Aside from the cleaned up graphics, it’s impressive how little of the original games had to be reworked or touched up for this release. As far as I can tell, the levels are laid out just as they were, the challenges are exactly the same – get ready to collect the letters S-K-A-T-E a lot – and the original roster remains intact, though several modern skaters, including a welcome number of women, make their debut here. Thanks to the PS4 controller being pretty much the same as the original PS1 controller – a design feat unmatched in the annals of gaming history – the controls are also largely unchanged. Multiplayer is also here in all its couch co-op glory, though weirdly the online multiplayer mode prevents you from playing with friends. (Supposedly, this will be corrected in a patch.)
Those tweaks that are present are definitely welcome, especially the inclusion of techniques that originally debuted in later Tony Hawk games.

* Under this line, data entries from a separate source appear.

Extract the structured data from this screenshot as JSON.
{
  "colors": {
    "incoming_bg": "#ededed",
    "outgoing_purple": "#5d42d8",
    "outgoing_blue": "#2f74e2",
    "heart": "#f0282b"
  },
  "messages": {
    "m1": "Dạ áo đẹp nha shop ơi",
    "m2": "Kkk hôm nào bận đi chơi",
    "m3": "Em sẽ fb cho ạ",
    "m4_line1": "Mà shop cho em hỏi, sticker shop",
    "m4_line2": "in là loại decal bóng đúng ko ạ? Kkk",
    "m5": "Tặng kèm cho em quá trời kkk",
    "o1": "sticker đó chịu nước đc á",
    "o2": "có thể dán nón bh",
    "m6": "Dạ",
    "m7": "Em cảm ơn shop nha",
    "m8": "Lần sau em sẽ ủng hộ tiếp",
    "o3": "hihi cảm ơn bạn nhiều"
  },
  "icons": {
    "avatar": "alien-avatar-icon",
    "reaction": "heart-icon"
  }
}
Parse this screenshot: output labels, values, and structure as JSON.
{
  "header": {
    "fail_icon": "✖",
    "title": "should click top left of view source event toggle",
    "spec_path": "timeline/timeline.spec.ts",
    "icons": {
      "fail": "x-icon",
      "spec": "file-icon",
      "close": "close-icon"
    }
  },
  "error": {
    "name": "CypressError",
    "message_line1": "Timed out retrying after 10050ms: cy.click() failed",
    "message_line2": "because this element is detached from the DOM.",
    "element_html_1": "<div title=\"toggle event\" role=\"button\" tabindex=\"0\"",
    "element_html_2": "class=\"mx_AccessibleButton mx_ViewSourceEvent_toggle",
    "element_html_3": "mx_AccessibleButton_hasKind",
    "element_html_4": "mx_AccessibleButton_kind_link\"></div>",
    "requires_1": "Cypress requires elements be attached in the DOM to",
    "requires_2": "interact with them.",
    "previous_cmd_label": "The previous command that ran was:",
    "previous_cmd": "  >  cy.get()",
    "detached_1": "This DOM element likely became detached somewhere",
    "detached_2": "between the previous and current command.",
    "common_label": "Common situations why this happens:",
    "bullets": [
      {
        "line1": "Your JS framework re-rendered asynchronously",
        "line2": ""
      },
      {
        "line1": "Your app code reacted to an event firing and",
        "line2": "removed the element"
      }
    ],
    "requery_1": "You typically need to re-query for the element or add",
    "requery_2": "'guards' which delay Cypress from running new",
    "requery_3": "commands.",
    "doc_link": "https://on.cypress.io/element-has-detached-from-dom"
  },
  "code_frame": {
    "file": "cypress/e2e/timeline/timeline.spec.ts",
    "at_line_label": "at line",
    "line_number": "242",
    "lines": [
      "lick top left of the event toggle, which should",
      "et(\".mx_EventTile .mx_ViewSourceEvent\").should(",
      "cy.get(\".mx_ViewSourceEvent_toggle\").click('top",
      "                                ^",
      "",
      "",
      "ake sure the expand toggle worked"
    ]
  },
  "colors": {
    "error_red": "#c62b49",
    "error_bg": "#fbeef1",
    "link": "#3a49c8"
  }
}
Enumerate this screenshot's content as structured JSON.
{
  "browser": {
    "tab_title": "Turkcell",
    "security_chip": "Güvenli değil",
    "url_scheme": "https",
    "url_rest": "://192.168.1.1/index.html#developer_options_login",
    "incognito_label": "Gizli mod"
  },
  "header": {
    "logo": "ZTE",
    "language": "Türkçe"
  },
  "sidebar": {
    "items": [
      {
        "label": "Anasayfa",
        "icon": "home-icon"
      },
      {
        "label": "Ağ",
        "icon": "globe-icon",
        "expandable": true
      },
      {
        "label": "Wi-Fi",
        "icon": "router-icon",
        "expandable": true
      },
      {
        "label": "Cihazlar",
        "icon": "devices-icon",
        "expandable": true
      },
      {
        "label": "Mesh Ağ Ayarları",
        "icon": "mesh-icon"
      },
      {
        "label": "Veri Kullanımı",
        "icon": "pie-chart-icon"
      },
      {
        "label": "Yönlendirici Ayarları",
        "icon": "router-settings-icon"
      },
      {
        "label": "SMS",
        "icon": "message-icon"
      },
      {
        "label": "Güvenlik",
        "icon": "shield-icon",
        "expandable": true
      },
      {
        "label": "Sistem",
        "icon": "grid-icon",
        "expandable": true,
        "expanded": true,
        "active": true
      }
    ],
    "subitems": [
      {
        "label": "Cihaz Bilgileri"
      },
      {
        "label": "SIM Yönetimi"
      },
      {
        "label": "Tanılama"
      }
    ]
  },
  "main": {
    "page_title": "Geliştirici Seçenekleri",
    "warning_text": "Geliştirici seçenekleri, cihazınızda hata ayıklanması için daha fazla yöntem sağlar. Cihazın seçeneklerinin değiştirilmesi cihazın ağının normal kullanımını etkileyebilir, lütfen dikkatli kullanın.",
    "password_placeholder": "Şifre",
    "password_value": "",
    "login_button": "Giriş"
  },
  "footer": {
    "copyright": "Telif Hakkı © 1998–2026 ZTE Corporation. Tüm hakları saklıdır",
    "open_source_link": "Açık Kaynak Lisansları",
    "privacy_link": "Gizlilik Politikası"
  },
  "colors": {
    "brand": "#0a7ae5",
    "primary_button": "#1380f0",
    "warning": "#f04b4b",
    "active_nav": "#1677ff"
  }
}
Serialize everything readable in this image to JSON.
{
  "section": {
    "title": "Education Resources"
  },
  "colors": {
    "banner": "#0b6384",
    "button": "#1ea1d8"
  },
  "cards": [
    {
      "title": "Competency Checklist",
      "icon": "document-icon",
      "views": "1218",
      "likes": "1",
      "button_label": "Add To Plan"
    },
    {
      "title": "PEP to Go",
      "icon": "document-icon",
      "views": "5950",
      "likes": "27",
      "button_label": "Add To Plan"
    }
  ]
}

These include reverts and wall plants, but can you believe the manual did not appear until THPS 2? That’s on par with the fact that the first time Sonic spin dashed was in Sonic the Hedgehog 2.
One of the best things about the Tony Hawk games is the way you’re largely free to take your own approach to each level. Will you build up speed through a series of half-pipe tricks before taking off down a long rail grind, or do you go straight to the rooftops for a series of epic and breathtaking jumps? Plus, the way the missions are structured, you’re pretty well forced to try and see most things just as a matter of course. (Try finding all the school bells in the fabled “School II”, for example.) Even better: every level has some secret area or Easter egg lying in store, making for excellent replayability.
Are there problems with THPS 1+2? Sure. The menus are terrible and borderline unnavigable – it took me days to figure out how to choose a skater other than Tony Hawk – and the lack of online matchmaking with friends is a real bummer.
Still, these games that were wonderful then are so much better now. I may miss my dinky little gray rectangle, with its memory cards and controller cables and composite video. I’m almost tempted to dig it out of storage and find an old CRT to plug into.
But thanks to THPS 1+2, I don’t have to. I’ve got the games I’m looking for right here.
Exactly the way I remember them.
Visit the official page for Tony Hawk’s Pro Skater 1+2 here.